In a beautiful piece in Washington Post this week, professors Pam Karlan and Aziz Huq make exactly this point: “She also championed male plaintiffs who demonstrated the burdens an ideology of gender-separate spheres imposed on all—as when, in a 1975 case, she argued on behalf of Stephen Wiesenfeld that the denial of Social Security benefits to widowers but not widows amounted to an unjust replication of stereotypes.” They go on to note that, faced with the claim that Wiesenfeld simply wanted to stay home and care for his young son, Robert Bork, who represented the U.S. government as solicitor general, scoffed at the very premise of the case: “Wiesenfeld’s desire to be the caregiver for his child, said Bork incredulously, was an obvious fabrication.” But Ginsburg knew that men suffered from these inflexible stereotypes about who was a breadwinner and who was the nurturer, just as women did. She wasn’t using her legal strategy to push men down. She believed that the world would simply be better for all of us if women could be fighter pilots and men could—as her own husband did—allow themselves to cook dinners and help with homework.
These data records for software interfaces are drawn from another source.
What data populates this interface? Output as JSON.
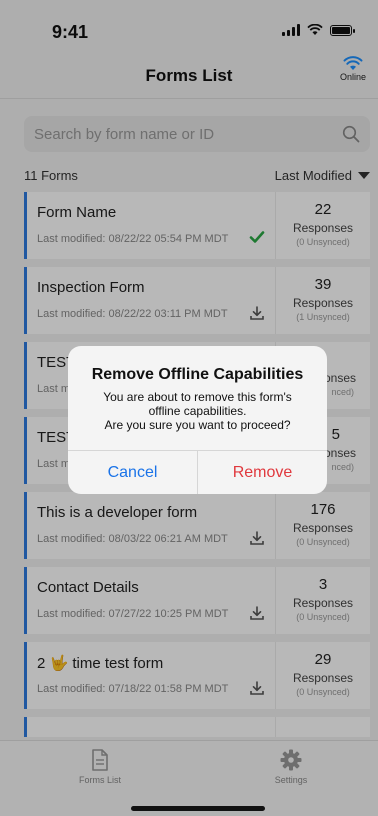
{
  "status_bar": {
    "time": "9:41"
  },
  "header": {
    "title": "Forms List",
    "online_label": "Online"
  },
  "search": {
    "placeholder": "Search by form name or ID"
  },
  "list_meta": {
    "count_label": "11 Forms",
    "sort_label": "Last Modified"
  },
  "forms": [
    {
      "name": "Form Name",
      "modified": "Last modified: 08/22/22 05:54 PM MDT",
      "status_icon": "checkmark-icon",
      "count": "22",
      "responses_label": "Responses",
      "unsynced": "(0 Unsynced)"
    },
    {
      "name": "Inspection Form",
      "modified": "Last modified: 08/22/22 03:11 PM MDT",
      "status_icon": "download-icon",
      "count": "39",
      "responses_label": "Responses",
      "unsynced": "(1 Unsynced)"
    },
    {
      "name": "TEST",
      "modified": "Last m",
      "status_icon": "",
      "count": "",
      "responses_label": "onses",
      "unsynced": "nced)"
    },
    {
      "name": "TEST",
      "modified": "Last m",
      "status_icon": "",
      "count": "5",
      "responses_label": "onses",
      "unsynced": "nced)"
    },
    {
      "name": "This is a developer form",
      "modified": "Last modified: 08/03/22 06:21 AM MDT",
      "status_icon": "download-icon",
      "count": "176",
      "responses_label": "Responses",
      "unsynced": "(0 Unsynced)"
    },
    {
      "name": "Contact Details",
      "modified": "Last modified: 07/27/22 10:25 PM MDT",
      "status_icon": "download-icon",
      "count": "3",
      "responses_label": "Responses",
      "unsynced": "(0 Unsynced)"
    },
    {
      "name": "2 🤟 time test form",
      "modified": "Last modified: 07/18/22 01:58 PM MDT",
      "status_icon": "download-icon",
      "count": "29",
      "responses_label": "Responses",
      "unsynced": "(0 Unsynced)"
    }
  ],
  "alert": {
    "title": "Remove Offline Capabilities",
    "message_line1": "You are about to remove this form's",
    "message_line2": "offline capabilities.",
    "message_line3": "Are you sure you want to proceed?",
    "cancel_label": "Cancel",
    "remove_label": "Remove"
  },
  "tabbar": {
    "forms_label": "Forms List",
    "settings_label": "Settings"
  },
  "colors": {
    "accent": "#2d7be0",
    "online": "#1e90ff",
    "destructive": "#e0393e",
    "success": "#2aa845"
  }
}
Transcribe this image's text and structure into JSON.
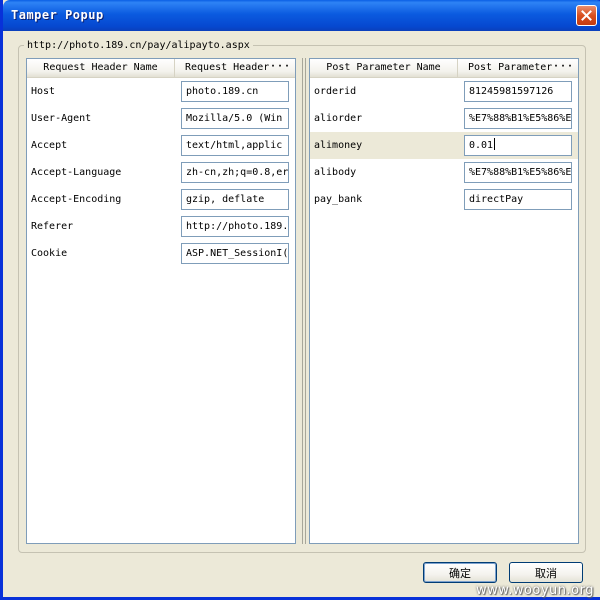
{
  "window": {
    "title": "Tamper Popup"
  },
  "url": "http://photo.189.cn/pay/alipayto.aspx",
  "headers_table": {
    "col_name": "Request Header Name",
    "col_value": "Request Header",
    "more": "···",
    "rows": [
      {
        "name": "Host",
        "value": "photo.189.cn"
      },
      {
        "name": "User-Agent",
        "value": "Mozilla/5.0 (Win"
      },
      {
        "name": "Accept",
        "value": "text/html,applic"
      },
      {
        "name": "Accept-Language",
        "value": "zh-cn,zh;q=0.8,er"
      },
      {
        "name": "Accept-Encoding",
        "value": "gzip, deflate"
      },
      {
        "name": "Referer",
        "value": "http://photo.189."
      },
      {
        "name": "Cookie",
        "value": "ASP.NET_SessionI("
      }
    ]
  },
  "params_table": {
    "col_name": "Post Parameter Name",
    "col_value": "Post Parameter",
    "more": "···",
    "rows": [
      {
        "name": "orderid",
        "value": "81245981597126"
      },
      {
        "name": "aliorder",
        "value": "%E7%88%B1%E5%86%E"
      },
      {
        "name": "alimoney",
        "value": "0.01"
      },
      {
        "name": "alibody",
        "value": "%E7%88%B1%E5%86%E"
      },
      {
        "name": "pay_bank",
        "value": "directPay"
      }
    ]
  },
  "buttons": {
    "ok": "确定",
    "cancel": "取消"
  },
  "watermark": "www.wooyun.org",
  "icons": {
    "close": "close-icon",
    "more": "ellipsis-icon"
  },
  "colors": {
    "titlebar": "#0b5be0",
    "close": "#d9501f",
    "face": "#ece9d8",
    "border": "#7f9db9"
  }
}
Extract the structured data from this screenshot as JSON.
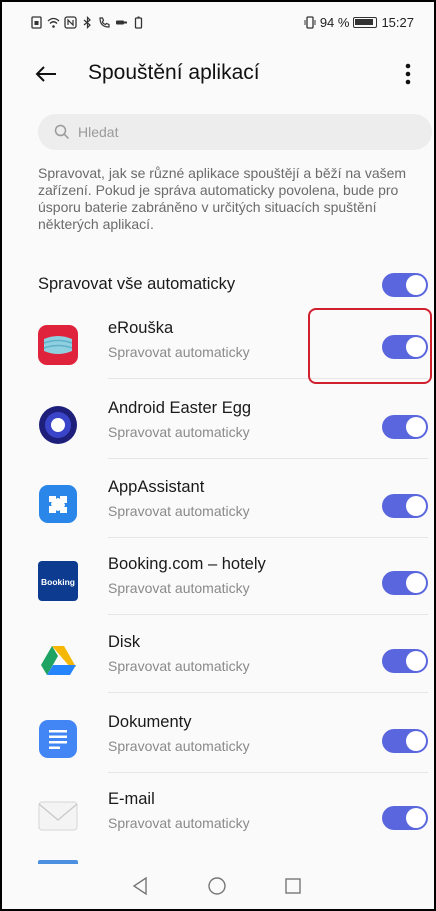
{
  "status_bar": {
    "battery_percent": "94 %",
    "time": "15:27"
  },
  "header": {
    "title": "Spouštění aplikací"
  },
  "search": {
    "placeholder": "Hledat"
  },
  "description": "Spravovat, jak se různé aplikace spouštějí a běží na vašem zařízení. Pokud je správa automaticky povolena, bude pro úsporu baterie zabráněno v určitých situacích spuštění některých aplikací.",
  "manage_all": {
    "label": "Spravovat vše automaticky",
    "enabled": true
  },
  "apps": [
    {
      "name": "eRouška",
      "status": "Spravovat automaticky",
      "enabled": true,
      "icon": "erouska-icon"
    },
    {
      "name": "Android Easter Egg",
      "status": "Spravovat automaticky",
      "enabled": true,
      "icon": "android-easter-egg-icon"
    },
    {
      "name": "AppAssistant",
      "status": "Spravovat automaticky",
      "enabled": true,
      "icon": "appassistant-icon"
    },
    {
      "name": "Booking.com – hotely",
      "status": "Spravovat automaticky",
      "enabled": true,
      "icon": "booking-icon",
      "icon_text": "Booking"
    },
    {
      "name": "Disk",
      "status": "Spravovat automaticky",
      "enabled": true,
      "icon": "google-drive-icon"
    },
    {
      "name": "Dokumenty",
      "status": "Spravovat automaticky",
      "enabled": true,
      "icon": "docs-icon"
    },
    {
      "name": "E-mail",
      "status": "Spravovat automaticky",
      "enabled": true,
      "icon": "email-icon"
    }
  ],
  "colors": {
    "toggle_on": "#5a66dd",
    "highlight": "#d0202e"
  }
}
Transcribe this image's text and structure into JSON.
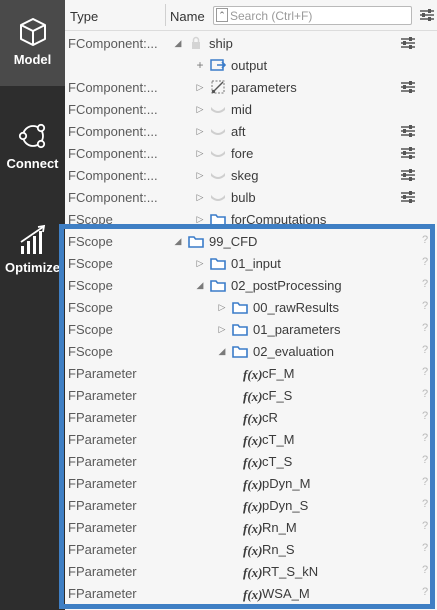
{
  "sidebar": {
    "items": [
      {
        "label": "Model",
        "icon": "cube-icon",
        "active": true
      },
      {
        "label": "Connect",
        "icon": "connect-icon",
        "active": false
      },
      {
        "label": "Optimize",
        "icon": "optimize-icon",
        "active": false
      }
    ]
  },
  "header": {
    "type_label": "Type",
    "name_label": "Name",
    "search_placeholder": "Search (Ctrl+F)"
  },
  "rows": [
    {
      "type": "FComponent:...",
      "name": "ship",
      "level": 0,
      "arrow": "open",
      "icon": "lock-icon",
      "right_button": true,
      "help": false
    },
    {
      "type": "",
      "name": "output",
      "level": 1,
      "arrow": "plus",
      "icon": "output-icon",
      "right_button": false,
      "help": false
    },
    {
      "type": "FComponent:...",
      "name": "parameters",
      "level": 1,
      "arrow": "closed",
      "icon": "parameters-icon",
      "right_button": true,
      "help": false
    },
    {
      "type": "FComponent:...",
      "name": "mid",
      "level": 1,
      "arrow": "closed",
      "icon": "hull-icon",
      "right_button": false,
      "help": false
    },
    {
      "type": "FComponent:...",
      "name": "aft",
      "level": 1,
      "arrow": "closed",
      "icon": "hull-icon",
      "right_button": true,
      "help": false
    },
    {
      "type": "FComponent:...",
      "name": "fore",
      "level": 1,
      "arrow": "closed",
      "icon": "hull-icon",
      "right_button": true,
      "help": false
    },
    {
      "type": "FComponent:...",
      "name": "skeg",
      "level": 1,
      "arrow": "closed",
      "icon": "hull-icon",
      "right_button": true,
      "help": false
    },
    {
      "type": "FComponent:...",
      "name": "bulb",
      "level": 1,
      "arrow": "closed",
      "icon": "hull-icon",
      "right_button": true,
      "help": false
    },
    {
      "type": "FScope",
      "name": "forComputations",
      "level": 1,
      "arrow": "closed",
      "icon": "folder-icon",
      "right_button": false,
      "help": false
    },
    {
      "type": "FScope",
      "name": "99_CFD",
      "level": 0,
      "arrow": "open",
      "icon": "folder-icon",
      "right_button": false,
      "help": true
    },
    {
      "type": "FScope",
      "name": "01_input",
      "level": 1,
      "arrow": "closed",
      "icon": "folder-icon",
      "right_button": false,
      "help": true
    },
    {
      "type": "FScope",
      "name": "02_postProcessing",
      "level": 1,
      "arrow": "open",
      "icon": "folder-icon",
      "right_button": false,
      "help": true
    },
    {
      "type": "FScope",
      "name": "00_rawResults",
      "level": 2,
      "arrow": "closed",
      "icon": "folder-icon",
      "right_button": false,
      "help": true
    },
    {
      "type": "FScope",
      "name": "01_parameters",
      "level": 2,
      "arrow": "closed",
      "icon": "folder-icon",
      "right_button": false,
      "help": true
    },
    {
      "type": "FScope",
      "name": "02_evaluation",
      "level": 2,
      "arrow": "open",
      "icon": "folder-icon",
      "right_button": false,
      "help": true
    },
    {
      "type": "FParameter",
      "name": "cF_M",
      "level": 3,
      "arrow": "none",
      "icon": "fx",
      "right_button": false,
      "help": true
    },
    {
      "type": "FParameter",
      "name": "cF_S",
      "level": 3,
      "arrow": "none",
      "icon": "fx",
      "right_button": false,
      "help": true
    },
    {
      "type": "FParameter",
      "name": "cR",
      "level": 3,
      "arrow": "none",
      "icon": "fx",
      "right_button": false,
      "help": true
    },
    {
      "type": "FParameter",
      "name": "cT_M",
      "level": 3,
      "arrow": "none",
      "icon": "fx",
      "right_button": false,
      "help": true
    },
    {
      "type": "FParameter",
      "name": "cT_S",
      "level": 3,
      "arrow": "none",
      "icon": "fx",
      "right_button": false,
      "help": true
    },
    {
      "type": "FParameter",
      "name": "pDyn_M",
      "level": 3,
      "arrow": "none",
      "icon": "fx",
      "right_button": false,
      "help": true
    },
    {
      "type": "FParameter",
      "name": "pDyn_S",
      "level": 3,
      "arrow": "none",
      "icon": "fx",
      "right_button": false,
      "help": true
    },
    {
      "type": "FParameter",
      "name": "Rn_M",
      "level": 3,
      "arrow": "none",
      "icon": "fx",
      "right_button": false,
      "help": true
    },
    {
      "type": "FParameter",
      "name": "Rn_S",
      "level": 3,
      "arrow": "none",
      "icon": "fx",
      "right_button": false,
      "help": true
    },
    {
      "type": "FParameter",
      "name": "RT_S_kN",
      "level": 3,
      "arrow": "none",
      "icon": "fx",
      "right_button": false,
      "help": true
    },
    {
      "type": "FParameter",
      "name": "WSA_M",
      "level": 3,
      "arrow": "none",
      "icon": "fx",
      "right_button": false,
      "help": true
    }
  ],
  "fx_label": "f(x)",
  "help_mark": "?",
  "colors": {
    "accent": "#3f7fc4",
    "folder": "#3a7cc9",
    "rail": "#2d2d2d",
    "rail_active": "#4a4a4a"
  }
}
In many ways, I now think we may disserve RBG when we paint her as someone who paved the way for our daughters to be equals because she was driven by anger and a loathing of injustice. I think she genuinely believed that true equality would benefit men as much as women, and I think her holistic thesis on gender and justice has proven true. The world she helped design with her polite, incremental acts of persuasion has enriched men and women alike, and the world she helped design for immigrants, voters, minorities, workers, the disabled, and the elderly was never intended to be zero-sum, either. The fact that wealthy white men in the GOP see more liberty, a broader franchise, more racial diversity, and better-paid workers as a threat to themselves doesn’t mean the world she was creating was destructive. Her vision of America always demanded that benefits be shared more widely so that everyone could benefit from a more diverse and more accepting polity.

Maybe that was always too romantic. Maybe we are simply at a place in which anyone else’s victory means that we are diminished. But I continue to believe that nothing about this week’s winner-take-all law or politics would have been appealing to Ginsburg, just as nothing about eroding the integrity and reputation of the courts would have been attractive to her. Corny as it may sound, the justice really did see the law as a means of offering up America’s bounty to everyone. That work demanded patience and politeness and cooperation.

That millions of people stand to lose health care, and reproductive rights, and environmental protections, because of her replacement at the court is horrible. It is one cause of my rage, certainly. But it isn’t the worst thing RBG could have imagined. The worst thing is the exultant ways in which those ensuring that so many will suffer so a few can call themselves the victors would have been anathema both under her view of the Constitution and under her polite and anachronistically charitable worldview. And it is, I think, worth being mad about. I have gradually come to think that while RBG didn’t let herself be motivated by naked fury, she was propelled forward by injustice. And the injustice of having a seat filled by yet another president who lost the popular vote, and ratified by a Senate that subverts the minority vote, even as a majority of the country has no interest in rushing the vote? That injustice burns just as hot as any injustice RBG encountered, and perhaps even she would have given up on good-faith cooperation when good-faith cooperation took advantage of her.